In America, the story of Jesus’ Birth is very familiar, even to those not raised in Sunday school. You’d be hard pressed to find someone who hasn’t seen a nativity before, or who’s never watched a Christmas play. The Christmas story is one we all know well—or at least we think we do.
A young Hebrew girl is told by an angel that she will become the mother of the Messiah. Her fiancee, being a kind man, accepts the responsibility as his own. When a decree is issued from the King, the couple takes a donkey to the little town of Bethlehem, arriving just in time for Mary to go into labor. In desperation, Joseph leads her to a stable, and there the Savior is born. Shepherds soon visit, and while they stand wondering at the child, three wise men climb down from their camels and offer gifts to the newborn King.

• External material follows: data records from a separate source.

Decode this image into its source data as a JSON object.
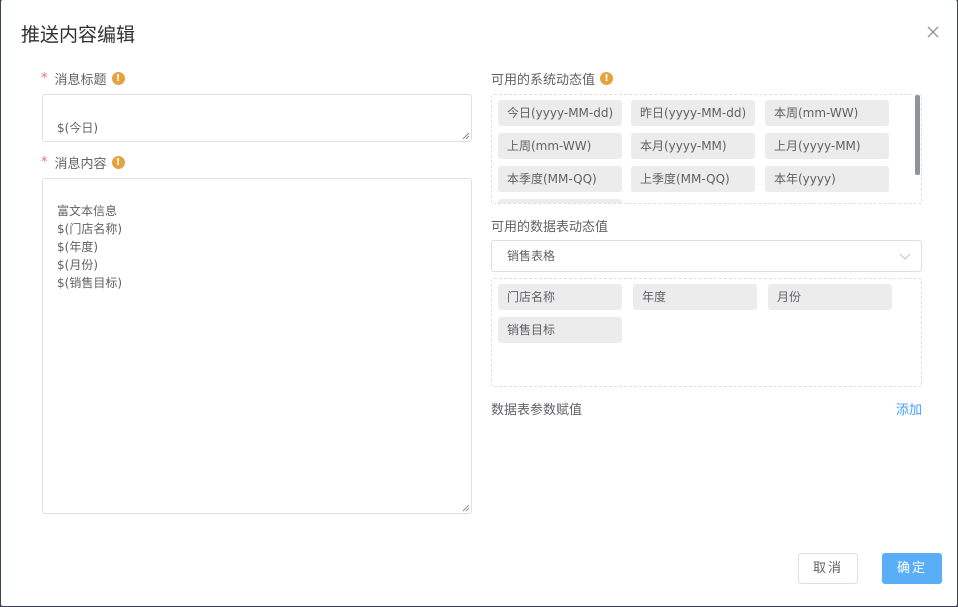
{
  "dialog": {
    "title": "推送内容编辑",
    "close_icon": "close-icon"
  },
  "left": {
    "title_field": {
      "required_mark": "*",
      "label": "消息标题",
      "info_icon": "!",
      "value": "$(今日)"
    },
    "content_field": {
      "required_mark": "*",
      "label": "消息内容",
      "info_icon": "!",
      "value": "富文本信息\n$(门店名称)\n$(年度)\n$(月份)\n$(销售目标)"
    }
  },
  "right": {
    "system_values": {
      "label": "可用的系统动态值",
      "info_icon": "!",
      "tags": [
        "今日(yyyy-MM-dd)",
        "昨日(yyyy-MM-dd)",
        "本周(mm-WW)",
        "上周(mm-WW)",
        "本月(yyyy-MM)",
        "上月(yyyy-MM)",
        "本季度(MM-QQ)",
        "上季度(MM-QQ)",
        "本年(yyyy)"
      ]
    },
    "table_values": {
      "label": "可用的数据表动态值",
      "select_value": "销售表格",
      "tags": [
        "门店名称",
        "年度",
        "月份",
        "销售目标"
      ]
    },
    "params": {
      "label": "数据表参数赋值",
      "add_link": "添加"
    }
  },
  "footer": {
    "cancel_label": "取消",
    "confirm_label": "确定"
  },
  "colors": {
    "primary": "#5aaef8",
    "link": "#409eff",
    "required": "#f56c6c",
    "warning": "#e6a23c"
  }
}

It’s become iconic, this scene. The problem is, not all of those facts are actually mentioned in the Bible. When we look at the story of Jesus’ birth, it doesn’t tell us everything, so we naturally want to fill in a bit, paint the picture better so to speak. It’s not that there is anything horribly wrong with this picture. It’s just that in our fancy, we may have missed something very important. So let’s step back for a moment and set the stage.
When someone says ‘nativity’, what do you think of? A rough wood shanty, its floor lined with hay, a short wooden crate in the center? Or a pilgrim on a journey far from home? When it comes to the Christmas story, nativity has nothing to do with a barn and everything to do with a home.

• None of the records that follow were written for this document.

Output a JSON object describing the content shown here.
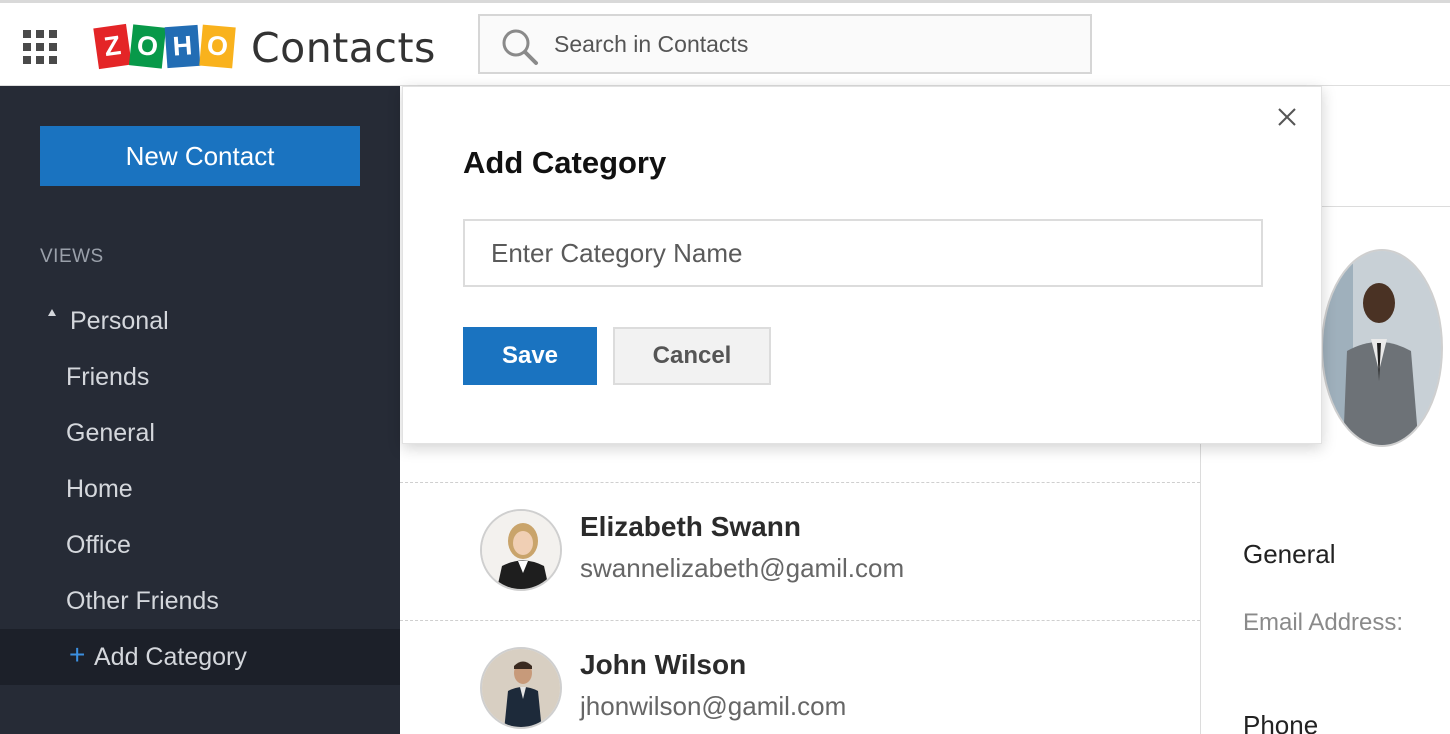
{
  "header": {
    "apps_icon": "grid-icon",
    "logo_letters": [
      "Z",
      "O",
      "H",
      "O"
    ],
    "app_title": "Contacts",
    "search": {
      "placeholder": "Search in Contacts",
      "value": ""
    }
  },
  "sidebar": {
    "new_contact_label": "New Contact",
    "views_heading": "VIEWS",
    "parent": {
      "label": "Personal",
      "expanded": true
    },
    "items": [
      {
        "label": "Friends"
      },
      {
        "label": "General"
      },
      {
        "label": "Home"
      },
      {
        "label": "Office"
      },
      {
        "label": "Other Friends"
      }
    ],
    "add_category": {
      "icon": "+",
      "label": "Add Category"
    }
  },
  "contacts": [
    {
      "name": "Elizabeth Swann",
      "email": "swannelizabeth@gamil.com"
    },
    {
      "name": "John Wilson",
      "email": "jhonwilson@gamil.com"
    }
  ],
  "detail": {
    "section": "General",
    "email_label": "Email Address:",
    "phone_label": "Phone"
  },
  "modal": {
    "title": "Add Category",
    "input_placeholder": "Enter Category Name",
    "input_value": "",
    "save_label": "Save",
    "cancel_label": "Cancel"
  },
  "colors": {
    "accent": "#1a73c0",
    "sidebar_bg": "#262b36",
    "sidebar_active": "#1c2029"
  }
}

This theme of nativity is woven all throughout the Christmas story. We see it in how Jesus left his home to become one of us. In how the masses were sent by decree to visit their home towns. In how Mary and Joseph were welcomed hospitably into a home in Bethlehem. And we see it in how through Christ, we hope in the promise of a home to come.
Considering this background theme of nativity, could it be that Jesus not being born in an inn wasn’t a mistake? Could it be that something beyond bare necessity caused Jesus to be laid in a manger? That perhaps God wanted to make a point about who this baby was and what He came to do?
In Jesus’ day, what was called an ‘inn’ could also be translated as ‘guest room’. In Israeli homes this room would generally be separate from the main living quarters, a private room that would be offered to company passing through.
When Mary and Joseph traveled to Bethlehem, seeing Mary was with child, they likely went at a slower pace and would have arrived later. With the great influx of Jews in Bethlehem due to Caesar’s decree, Joseph’s relatives in Bethlehem would have already maxed their guest room’s capacity.
So instead of being offered the guest room, Mary and Joseph were welcomed into their relative’s personal living space. When Jesus came, He wasn’t held in a guest room as one to shortly leave. Jesus came to stay, to make His home with us. There’s simply was not enough room in the inn.
Jesus came to earth in the heart of a home so that He might take up residency in the home of your heart. He didn’t come looking for a home made of wood and clay, for it would never rival the heavenly dwelling He came from. He came to live and reign in the hearts of His people, so that one day they might come to live with Him.
In my Father’s house are many rooms. If it were not so, would I have told you that I go to prepare a place for you? And if I go and prepare a place for you, I will come again and will take you to myself, that where I am you may be also. -John 14:2-3